The Ex-Pat Life.
Continuing on with the previous discussion on timing, there is one more idea that probably should receive consideration. That would be the idea of becoming an ex-patriot. As in, going to live and work in some other country for a period of time. While this is not an ideal option for many traveler these days, it does have a certain appeal to some.
I have to confess at this point in the post that I am one of the people that it has an appeal for. Living somewhere new is the best way to become fully immersed in another culture. Working in another country can also give you a different view of industry you happen to work in. Best of all, living in another country gives you a new point of origin from which to travel.
If you live in New York and can only afford to fly to Europe, you never see anything besides Europe. Not that there’s anything bad about Europe. I happen to love Europe. But, if you move to Europe to work, when you get vacation you can travel to Eastern Europe or Africa, or maybe the Middle East. It also make the previous choices of the weekender and standard 2 week usable options inside Europe, which will greatly increase the amount of land you can cover. If you live in California, you can do the same thing going in the other direction. Travel made easy!
Now, I admit, it’s not really all that simple. Actually changing work and moving to an international employer can be problematic. For one simple obstacle, most European countries look for people that are bi-lingual. There are firms out there that don’t require multiple languages, but one must be diligent when looking. Also, you will find that when you become immersed in another culture, it can be temporarily overwhelming. (Having been dropped in Germany when I was 18 years old, thanks to the US Army, I found this out first-hand.)
There are numerous other problems as well. Logistical problems with moving things to another country. Serious tax implications. If you’re married, then there are a whole host of family issues to be dealt with. Schools, housing, medical issues, etc. They are all important issues to be considered before taking off to another country.
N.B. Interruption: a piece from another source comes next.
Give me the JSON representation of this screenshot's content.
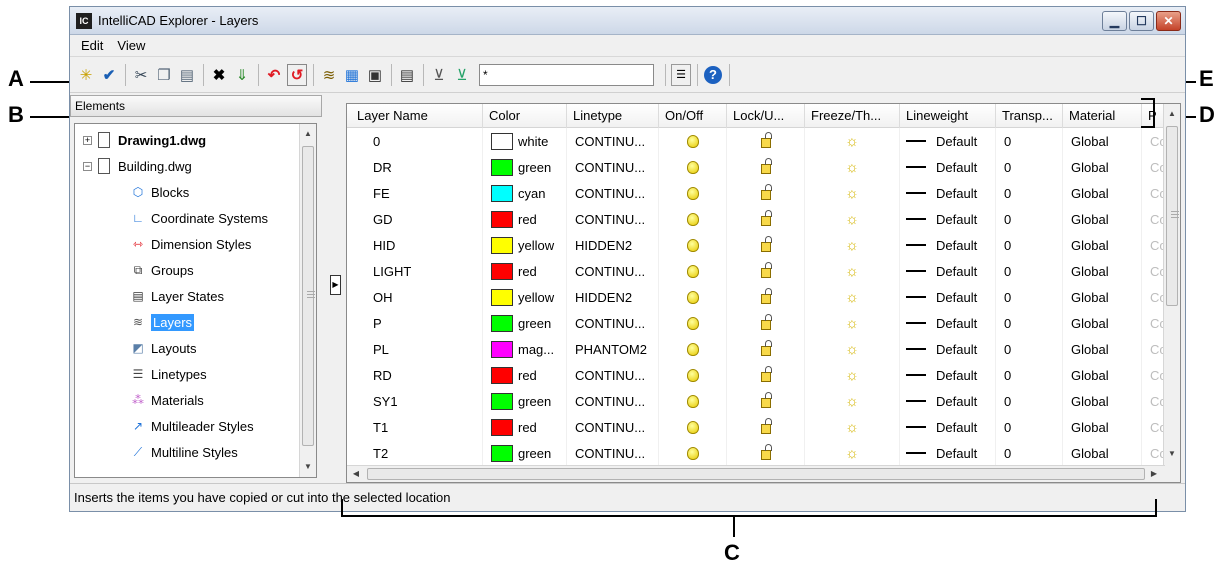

If you’re single or divorced, the situations are simpler. Also, if you want to stay with a firm based in America, you’re situation is simpler. If you work for a large firm, the first thing I suggest is that you check with your current employer to see if they have employment options in other countries. If they do, well then, you really have things in hand.
There are a host of international employers based in the United States that can simplify the issues of working visa’s, citizenship, medical insurance, and relocation. There are also a host of international companies that will streamline these problems for new hires. They are usually especially happy to help when the project locations are in less than secure locations.
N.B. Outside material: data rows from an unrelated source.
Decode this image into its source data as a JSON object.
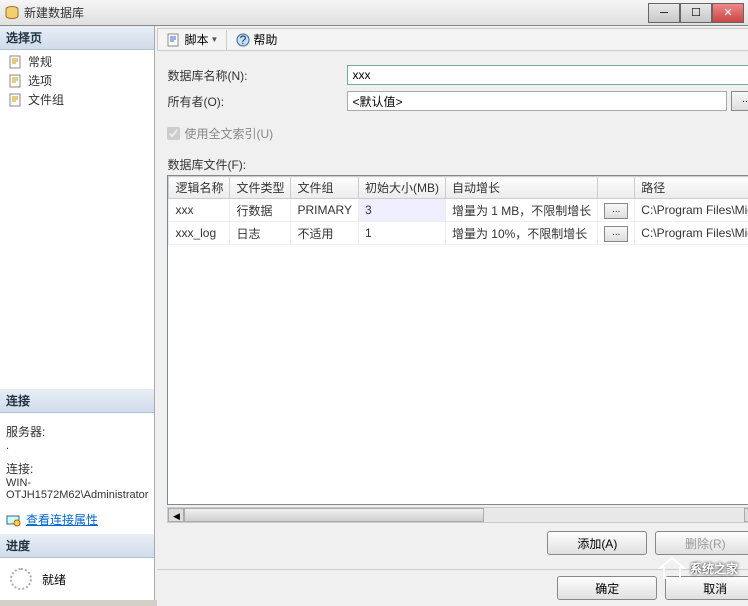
{
  "window": {
    "title": "新建数据库"
  },
  "sidebar": {
    "select_page_header": "选择页",
    "items": [
      {
        "label": "常规"
      },
      {
        "label": "选项"
      },
      {
        "label": "文件组"
      }
    ],
    "connection_header": "连接",
    "server_label": "服务器:",
    "server_value": ".",
    "conn_label": "连接:",
    "conn_value": "WIN-OTJH1572M62\\Administrator",
    "view_conn_props": "查看连接属性",
    "progress_header": "进度",
    "progress_status": "就绪"
  },
  "toolbar": {
    "script_label": "脚本",
    "help_label": "帮助"
  },
  "form": {
    "db_name_label": "数据库名称(N):",
    "db_name_value": "xxx",
    "owner_label": "所有者(O):",
    "owner_value": "<默认值>",
    "fulltext_label": "使用全文索引(U)",
    "files_label": "数据库文件(F):"
  },
  "grid": {
    "headers": {
      "logical_name": "逻辑名称",
      "file_type": "文件类型",
      "file_group": "文件组",
      "initial_size": "初始大小(MB)",
      "autogrowth": "自动增长",
      "path": "路径"
    },
    "rows": [
      {
        "name": "xxx",
        "type": "行数据",
        "group": "PRIMARY",
        "size": "3",
        "growth": "增量为 1 MB，不限制增长",
        "path": "C:\\Program Files\\Mic"
      },
      {
        "name": "xxx_log",
        "type": "日志",
        "group": "不适用",
        "size": "1",
        "growth": "增量为 10%，不限制增长",
        "path": "C:\\Program Files\\Mic"
      }
    ]
  },
  "buttons": {
    "add": "添加(A)",
    "remove": "删除(R)",
    "ok": "确定",
    "cancel": "取消"
  },
  "watermark": "系统之家"
}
The real upshot to all these problems, once they are overcome, is that you can explore your new HOME country. Then, you can travel to new locations and see many new things without having to purchase airline tickets that drag you halfway around the globe, and drain your finances.
If you’re not locked into any specific region of the world, then becoming an ex-patriot is a viable option to be considered. It’s not a good idea for everyone. It can be a great idea for some. Working outside North America can be a rewarding travel and social experience.
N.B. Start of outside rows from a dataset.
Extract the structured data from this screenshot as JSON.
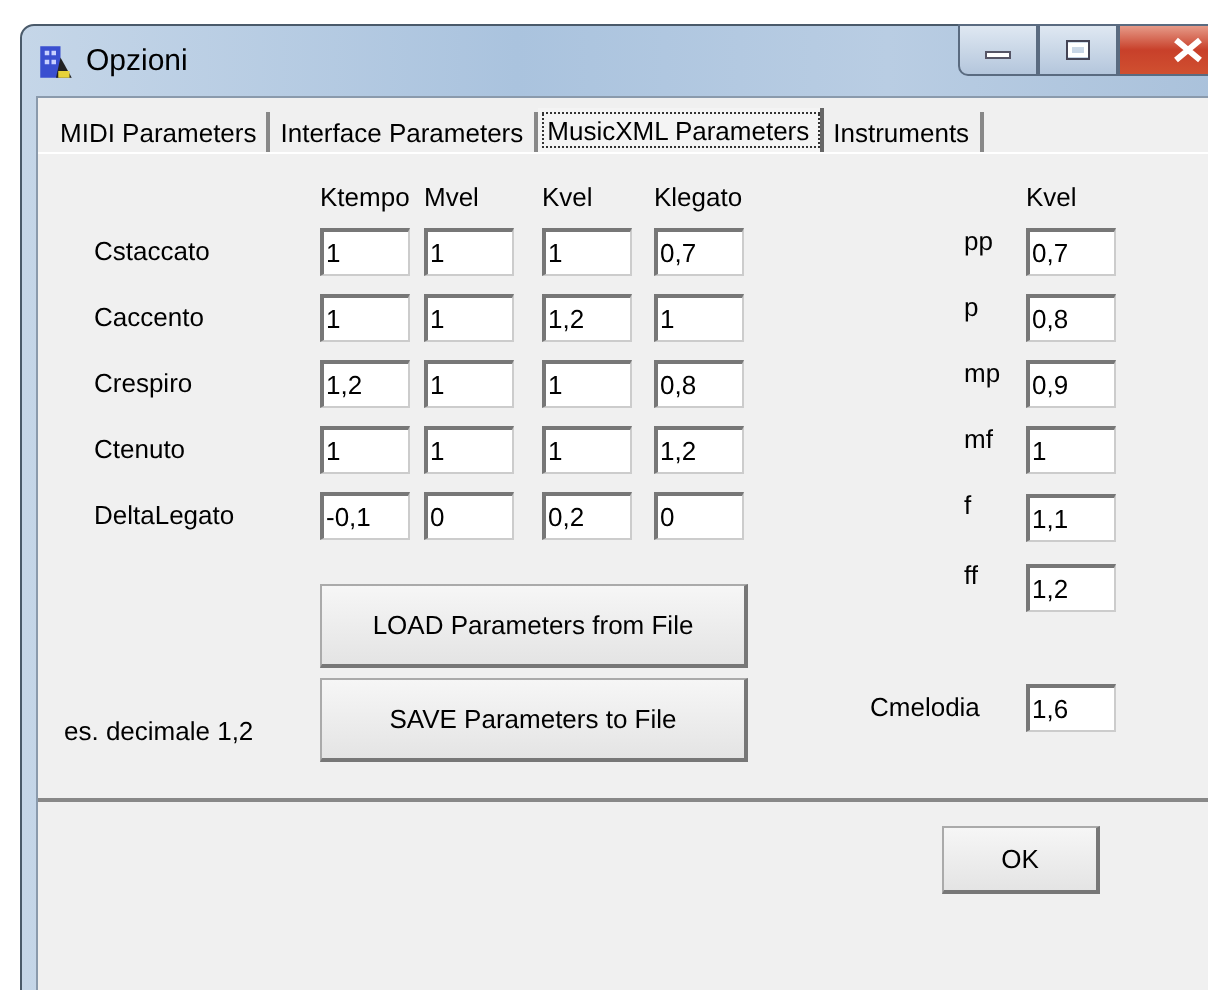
{
  "window": {
    "title": "Opzioni"
  },
  "tabs": [
    {
      "label": "MIDI Parameters",
      "selected": false
    },
    {
      "label": "Interface Parameters",
      "selected": false
    },
    {
      "label": "MusicXML Parameters",
      "selected": true
    },
    {
      "label": "Instruments",
      "selected": false
    }
  ],
  "articulation": {
    "columns": [
      "Ktempo",
      "Mvel",
      "Kvel",
      "Klegato"
    ],
    "rows": [
      {
        "label": "Cstaccato",
        "values": [
          "1",
          "1",
          "1",
          "0,7"
        ]
      },
      {
        "label": "Caccento",
        "values": [
          "1",
          "1",
          "1,2",
          "1"
        ]
      },
      {
        "label": "Crespiro",
        "values": [
          "1,2",
          "1",
          "1",
          "0,8"
        ]
      },
      {
        "label": "Ctenuto",
        "values": [
          "1",
          "1",
          "1",
          "1,2"
        ]
      },
      {
        "label": "DeltaLegato",
        "values": [
          "-0,1",
          "0",
          "0,2",
          "0"
        ]
      }
    ]
  },
  "dynamics": {
    "column": "Kvel",
    "rows": [
      {
        "label": "pp",
        "value": "0,7"
      },
      {
        "label": "p",
        "value": "0,8"
      },
      {
        "label": "mp",
        "value": "0,9"
      },
      {
        "label": "mf",
        "value": "1"
      },
      {
        "label": "f",
        "value": "1,1"
      },
      {
        "label": "ff",
        "value": "1,2"
      }
    ]
  },
  "cmelodia": {
    "label": "Cmelodia",
    "value": "1,6"
  },
  "note": "es. decimale 1,2",
  "buttons": [
    "LOAD Parameters from File",
    "SAVE Parameters to File"
  ],
  "ok_button": "OK"
}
Just something else to consider. Now, get out there.
The author at the Fortress of Tomar, Portugal, fall of 2009. I was doing some book research for my third novel.